A democracy relies on its citizens voting. But what if there is no mechanism in place to ensure the election results accurately reflect the voters’ wishes? A recent conference on election audits at MIT tried to bring greater awareness to this critical issue.
Sen. Cindy Hyde-Smith (R-MS) made headlines again, this time for openly supporting voter suppression laws. But she’s not alone: other officials are also growing bolder about why they do what they do.
Voters in Porter County, Indiana, were surprised to see election outcomes announced despite 0% of precincts reporting. Turns out election officials screwed up, big time.
Most counties in Florida don’t preserve ballot images — despite state and federal law that requires them to do so. With recounts looming, AUDIT-USA is suing the state for better enforcement.
With so much energy expended — and money spent — to restrict access to the ballot box, what’s it like to have to fight for one of the pillars of democracy?
Shelby County claims it was too overwhelmed by thousands of last-minute voter registrations to give citizens rejected by the system a chance to correct errors or omissions on their forms on election day. Now it’s up to the court to decide what will happen to voters.
A blue county in Tennessee botches day one of early voting in Memphis. Reports of long lines, equipment failures, and great frustration accumulated — just days after a voter registration organization filed a lawsuit against the local election commission.
The US Supreme Court opted to change the voter identification rules in North Dakota just weeks before the midterm election — a decision that could keep thousands of mostly Native American voters from casting a ballot.
Coralis Camacho Garcia came to Florida from hurricane-devastated Puerto Rico. She still had her original documents so she could register to vote — she was one of the lucky ones.
New polling shows that Americans’ confidence in the integrity and efficacy of elections is badly shaken — but their reasons for being distrustful reveal the deep partisan divide that splits the country.
A bipartisan federal government commission has weighed in on the state of minority voter discrimination. Its conclusions are not pretty.
A district judge has just delivered a stunning rebuke to the Florida Secretary of State, whose administration has continued to drag its heels in providing Spanish-language election information and ballots to displaced Puerto Ricans.
Georgia has shut down over 200 polling sites since 2014, and a string of recent closures in a predominantly African-American jurisdiction is raising eyebrows as the midterms approach.
If you live in Alabama and have a felony record, you’ll probably need a lawyer to help you figure out what “moral turpitude” means — otherwise you may not be allowed to vote. But a new digital tool is helping to clarify the voting rights restoration process for voters with past felony convictions — just in time for the midterm elections.

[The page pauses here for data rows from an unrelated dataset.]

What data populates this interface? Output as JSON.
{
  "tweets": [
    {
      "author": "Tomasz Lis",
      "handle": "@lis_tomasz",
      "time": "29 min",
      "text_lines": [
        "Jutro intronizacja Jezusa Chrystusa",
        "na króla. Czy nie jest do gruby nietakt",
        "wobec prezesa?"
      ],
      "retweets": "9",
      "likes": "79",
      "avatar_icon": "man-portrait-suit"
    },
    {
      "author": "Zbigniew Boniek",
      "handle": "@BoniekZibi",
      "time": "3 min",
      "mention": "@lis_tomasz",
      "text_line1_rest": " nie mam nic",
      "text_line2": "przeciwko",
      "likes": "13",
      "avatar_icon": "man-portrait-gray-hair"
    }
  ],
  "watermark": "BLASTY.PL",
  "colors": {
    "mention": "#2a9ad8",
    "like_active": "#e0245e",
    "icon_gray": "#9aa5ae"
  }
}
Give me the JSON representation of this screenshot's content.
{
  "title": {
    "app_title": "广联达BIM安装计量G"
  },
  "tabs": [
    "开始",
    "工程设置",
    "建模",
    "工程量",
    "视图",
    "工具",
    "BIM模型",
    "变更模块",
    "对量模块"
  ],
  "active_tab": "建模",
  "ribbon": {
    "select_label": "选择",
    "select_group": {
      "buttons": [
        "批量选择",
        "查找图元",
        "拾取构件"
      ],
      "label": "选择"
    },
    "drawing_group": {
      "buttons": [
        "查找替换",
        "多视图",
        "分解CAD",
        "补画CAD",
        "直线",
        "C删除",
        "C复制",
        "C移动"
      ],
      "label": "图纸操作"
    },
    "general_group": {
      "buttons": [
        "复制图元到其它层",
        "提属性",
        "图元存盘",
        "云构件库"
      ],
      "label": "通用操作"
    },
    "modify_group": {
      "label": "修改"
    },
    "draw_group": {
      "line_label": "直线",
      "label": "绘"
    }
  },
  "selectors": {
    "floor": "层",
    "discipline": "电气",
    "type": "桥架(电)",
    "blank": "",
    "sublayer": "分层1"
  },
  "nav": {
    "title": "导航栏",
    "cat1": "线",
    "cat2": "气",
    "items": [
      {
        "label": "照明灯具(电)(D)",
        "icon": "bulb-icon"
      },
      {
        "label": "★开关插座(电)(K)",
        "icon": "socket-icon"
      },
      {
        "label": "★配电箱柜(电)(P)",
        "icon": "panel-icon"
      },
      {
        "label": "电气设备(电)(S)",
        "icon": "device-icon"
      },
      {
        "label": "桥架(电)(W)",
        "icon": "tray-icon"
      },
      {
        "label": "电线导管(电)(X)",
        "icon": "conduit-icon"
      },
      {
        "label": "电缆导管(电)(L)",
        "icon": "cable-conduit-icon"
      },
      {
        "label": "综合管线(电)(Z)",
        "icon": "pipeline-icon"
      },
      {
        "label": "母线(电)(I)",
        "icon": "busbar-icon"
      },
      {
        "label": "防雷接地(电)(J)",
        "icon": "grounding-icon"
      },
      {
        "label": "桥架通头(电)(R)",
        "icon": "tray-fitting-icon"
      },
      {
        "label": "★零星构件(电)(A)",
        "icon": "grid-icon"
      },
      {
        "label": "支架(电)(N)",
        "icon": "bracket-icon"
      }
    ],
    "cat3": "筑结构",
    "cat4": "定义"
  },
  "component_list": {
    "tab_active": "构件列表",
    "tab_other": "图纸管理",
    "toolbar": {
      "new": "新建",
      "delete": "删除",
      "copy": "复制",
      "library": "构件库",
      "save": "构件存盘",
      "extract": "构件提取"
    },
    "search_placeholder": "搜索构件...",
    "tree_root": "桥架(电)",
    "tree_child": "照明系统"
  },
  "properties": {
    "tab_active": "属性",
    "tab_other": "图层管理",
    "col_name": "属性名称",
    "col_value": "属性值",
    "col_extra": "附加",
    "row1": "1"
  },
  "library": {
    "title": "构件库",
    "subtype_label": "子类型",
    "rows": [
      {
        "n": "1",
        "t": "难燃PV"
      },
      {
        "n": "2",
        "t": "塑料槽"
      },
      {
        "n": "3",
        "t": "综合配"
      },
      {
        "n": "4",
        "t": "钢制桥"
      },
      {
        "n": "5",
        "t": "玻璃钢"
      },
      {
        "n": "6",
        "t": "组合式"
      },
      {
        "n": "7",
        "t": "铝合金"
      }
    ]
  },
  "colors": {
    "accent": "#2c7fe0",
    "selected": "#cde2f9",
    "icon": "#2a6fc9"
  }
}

Five years ago, a US Supreme Court decision had the practical effect of making it harder to vote in many states. Americans are still dealing with the consequences, and it’s only getting worse.
Despite ample warning of the feeble condition of the state’s election infrastructure, officials failed to address vulnerabilities before the 2016 election.
Newly released documents from President Donald Trump’s now defunct voter fraud commission — ostensibly created to investigate “millions” of illegal votes — confirm that there was never any there there.
Voter purging is on the rise in the US, according to a new report. Unfortunately, showing up at the ballot box and exercising your constitutional right is no guarantee that your vote will be counted.
Rather than sit by as Republican state leadership rolls out ever more intense voter ID laws, advocacy groups are taking to the streets with a single goal: Get identification into the hands of voters who need it.
State laws allowing individuals to challenge other individuals’ right to vote — supposedly in the name of voting integrity — are being weaponized, causing havoc and abuse at the polls.